Your browser is no longer supported. For the best experience of this website, please upgrade to a newer version or another browser.

Your browser appears to have cookies disabled. For the best experience of this website, please enable cookies in your browser

We'll assume we have your consent to use cookies, for example so you won't need to log in each time you visit our site.
Learn more

Budget should keep UK open for business

Peter Lucas

The Budget will take money from people’s pockets, but it could have been worse.

The Budget will take money from people’s pockets, but it could have been worse.

It was encouraging to hear the Chancellor on Tuesday declare more than once that the UK is “open for business”. Despite the well-trailed warnings of tough choices that had to be made, the coalition Government’s first Budget will probably be welcomed by most manufacturers and suppliers. It struck a reasonable balance, for example, in pledging to reduce the corporation tax rate from 28p to 24p during the next five years, which benefits profitable businesses, while lowering the allowances for capital expenditure available to manufacturers, which costs money for businesses wanting to expand or improve.

Continuing the Enterprise Guarantee Scheme and leaning on the banks to release some funds were also indications that George Osborne understands the issues that prevent ambitious firms growing or indeed operating efficiently. The UK Fashion and Textile Association’s (UKFT) campaign last year to raise the issue of credit insurance seems to have helped get this subject on the agenda.

We at UKFT also like the welcome incentives for small companies, such as a reduction in their tax rate and the Regional Growth Fund to provide finance for projects beyond London and the Southeast. Although there was no mention of the minimum wage, it may be difficult to increase it in the near future when virtually all the public sector has a two-year pay freeze on jobs over £21,000.

While the “unavoidable” rise in VAT to 20% came as no surprise, it was pleasing to see that the zero rating on kidswear was untouched.

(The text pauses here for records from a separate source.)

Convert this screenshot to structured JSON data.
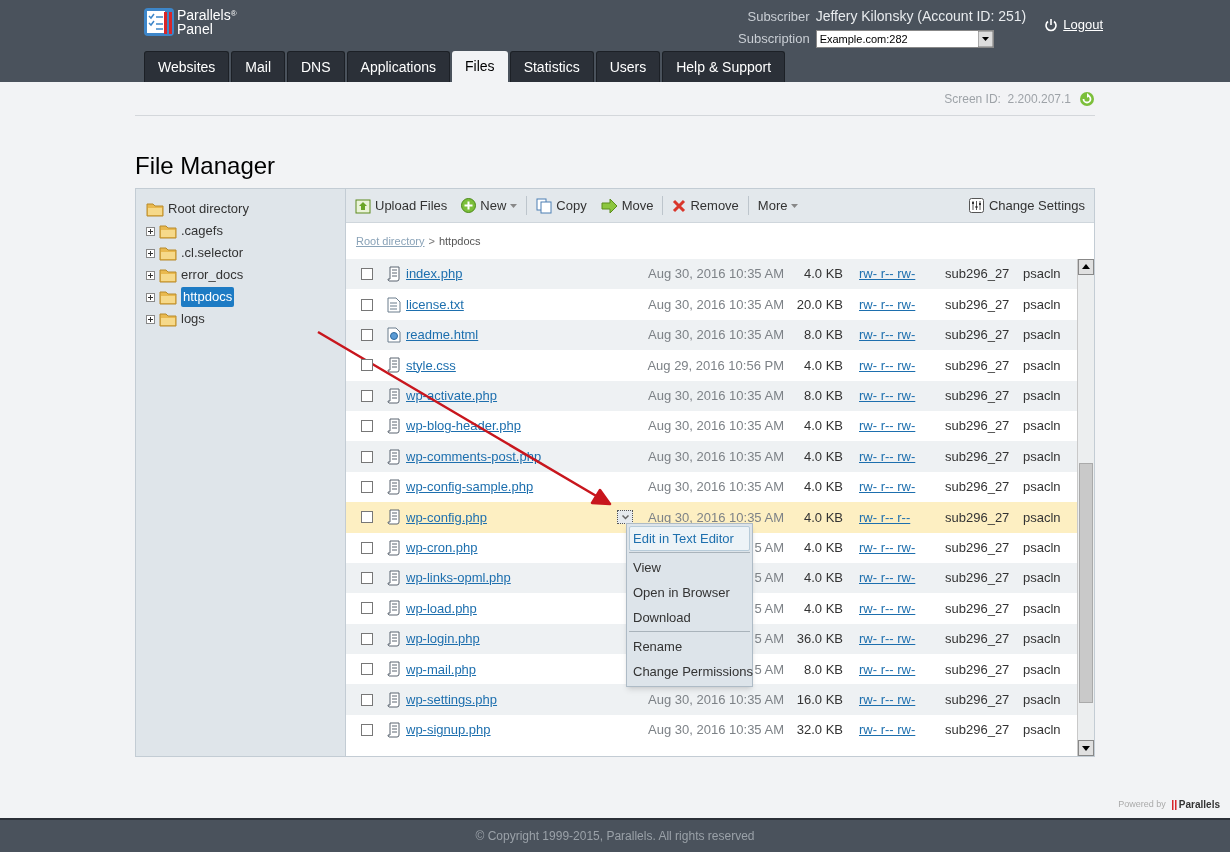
{
  "header": {
    "logo": {
      "line1": "Parallels",
      "mark": "®",
      "line2": "Panel"
    },
    "subscriber_label": "Subscriber",
    "subscriber_value": "Jeffery Kilonsky (Account ID: 251)",
    "subscription_label": "Subscription",
    "subscription_value": "Example.com:282",
    "logout": "Logout"
  },
  "tabs": [
    {
      "label": "Websites",
      "selected": false
    },
    {
      "label": "Mail",
      "selected": false
    },
    {
      "label": "DNS",
      "selected": false
    },
    {
      "label": "Applications",
      "selected": false
    },
    {
      "label": "Files",
      "selected": true
    },
    {
      "label": "Statistics",
      "selected": false
    },
    {
      "label": "Users",
      "selected": false
    },
    {
      "label": "Help & Support",
      "selected": false
    }
  ],
  "screen_id": "Screen ID:  2.200.207.1",
  "page_title": "File Manager",
  "tree": {
    "label": "Root directory",
    "children": [
      {
        "label": ".cagefs",
        "selected": false
      },
      {
        "label": ".cl.selector",
        "selected": false
      },
      {
        "label": "error_docs",
        "selected": false
      },
      {
        "label": "httpdocs",
        "selected": true
      },
      {
        "label": "logs",
        "selected": false
      }
    ]
  },
  "toolbar": {
    "groups": [
      [
        {
          "label": "Upload Files",
          "kind": "button"
        },
        {
          "label": "New",
          "kind": "menu"
        }
      ],
      [
        {
          "label": "Copy",
          "kind": "button"
        },
        {
          "label": "Move",
          "kind": "button"
        }
      ],
      [
        {
          "label": "Remove",
          "kind": "button"
        }
      ],
      [
        {
          "label": "More",
          "kind": "menu"
        }
      ]
    ],
    "settings": "Change Settings"
  },
  "breadcrumb": {
    "link": "Root directory",
    "separator": ">",
    "current": "httpdocs"
  },
  "files": [
    {
      "name": "index.php",
      "kind": "script",
      "date": "Aug 30, 2016 10:35 AM",
      "size": "4.0 KB",
      "permissions": "rw- r-- rw-",
      "owner": "sub296_27",
      "group": "psacln",
      "checked": false,
      "selected": false
    },
    {
      "name": "license.txt",
      "kind": "text",
      "date": "Aug 30, 2016 10:35 AM",
      "size": "20.0 KB",
      "permissions": "rw- r-- rw-",
      "owner": "sub296_27",
      "group": "psacln",
      "checked": false,
      "selected": false
    },
    {
      "name": "readme.html",
      "kind": "html",
      "date": "Aug 30, 2016 10:35 AM",
      "size": "8.0 KB",
      "permissions": "rw- r-- rw-",
      "owner": "sub296_27",
      "group": "psacln",
      "checked": false,
      "selected": false
    },
    {
      "name": "style.css",
      "kind": "script",
      "date": "Aug 29, 2016 10:56 PM",
      "size": "4.0 KB",
      "permissions": "rw- r-- rw-",
      "owner": "sub296_27",
      "group": "psacln",
      "checked": false,
      "selected": false
    },
    {
      "name": "wp-activate.php",
      "kind": "script",
      "date": "Aug 30, 2016 10:35 AM",
      "size": "8.0 KB",
      "permissions": "rw- r-- rw-",
      "owner": "sub296_27",
      "group": "psacln",
      "checked": false,
      "selected": false
    },
    {
      "name": "wp-blog-header.php",
      "kind": "script",
      "date": "Aug 30, 2016 10:35 AM",
      "size": "4.0 KB",
      "permissions": "rw- r-- rw-",
      "owner": "sub296_27",
      "group": "psacln",
      "checked": false,
      "selected": false
    },
    {
      "name": "wp-comments-post.php",
      "kind": "script",
      "date": "Aug 30, 2016 10:35 AM",
      "size": "4.0 KB",
      "permissions": "rw- r-- rw-",
      "owner": "sub296_27",
      "group": "psacln",
      "checked": false,
      "selected": false
    },
    {
      "name": "wp-config-sample.php",
      "kind": "script",
      "date": "Aug 30, 2016 10:35 AM",
      "size": "4.0 KB",
      "permissions": "rw- r-- rw-",
      "owner": "sub296_27",
      "group": "psacln",
      "checked": false,
      "selected": false
    },
    {
      "name": "wp-config.php",
      "kind": "script",
      "date": "Aug 30, 2016 10:35 AM",
      "size": "4.0 KB",
      "permissions": "rw- r-- r--",
      "owner": "sub296_27",
      "group": "psacln",
      "checked": false,
      "selected": true
    },
    {
      "name": "wp-cron.php",
      "kind": "script",
      "date": "5 AM",
      "size": "4.0 KB",
      "permissions": "rw- r-- rw-",
      "owner": "sub296_27",
      "group": "psacln",
      "checked": false,
      "selected": false
    },
    {
      "name": "wp-links-opml.php",
      "kind": "script",
      "date": "5 AM",
      "size": "4.0 KB",
      "permissions": "rw- r-- rw-",
      "owner": "sub296_27",
      "group": "psacln",
      "checked": false,
      "selected": false
    },
    {
      "name": "wp-load.php",
      "kind": "script",
      "date": "5 AM",
      "size": "4.0 KB",
      "permissions": "rw- r-- rw-",
      "owner": "sub296_27",
      "group": "psacln",
      "checked": false,
      "selected": false
    },
    {
      "name": "wp-login.php",
      "kind": "script",
      "date": "5 AM",
      "size": "36.0 KB",
      "permissions": "rw- r-- rw-",
      "owner": "sub296_27",
      "group": "psacln",
      "checked": false,
      "selected": false
    },
    {
      "name": "wp-mail.php",
      "kind": "script",
      "date": "5 AM",
      "size": "8.0 KB",
      "permissions": "rw- r-- rw-",
      "owner": "sub296_27",
      "group": "psacln",
      "checked": false,
      "selected": false
    },
    {
      "name": "wp-settings.php",
      "kind": "script",
      "date": "Aug 30, 2016 10:35 AM",
      "size": "16.0 KB",
      "permissions": "rw- r-- rw-",
      "owner": "sub296_27",
      "group": "psacln",
      "checked": false,
      "selected": false
    },
    {
      "name": "wp-signup.php",
      "kind": "script",
      "date": "Aug 30, 2016 10:35 AM",
      "size": "32.0 KB",
      "permissions": "rw- r-- rw-",
      "owner": "sub296_27",
      "group": "psacln",
      "checked": false,
      "selected": false
    }
  ],
  "context_menu": {
    "groups": [
      [
        {
          "label": "Edit in Text Editor",
          "selected": true
        }
      ],
      [
        {
          "label": "View",
          "selected": false
        },
        {
          "label": "Open in Browser",
          "selected": false
        },
        {
          "label": "Download",
          "selected": false
        }
      ],
      [
        {
          "label": "Rename",
          "selected": false
        },
        {
          "label": "Change Permissions",
          "selected": false
        }
      ]
    ]
  },
  "footer": {
    "powered_by": "Powered by",
    "brand": "Parallels",
    "copyright": "© Copyright 1999-2015, Parallels. All rights reserved"
  }
}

While having to change prices on Tuesday January 4 is not ideal for retailers, at least they have six months to prepare. The Budget will take money from many people’s pockets, but it could have been a lot worse. The UK definitely is still open for business.

Have your say

You must sign in to make a comment

Please remember that the submission of any material is governed by our Terms and Conditions and by submitting material you confirm your agreement to these Terms and Conditions. Links may be included in your comments but HTML is not permitted.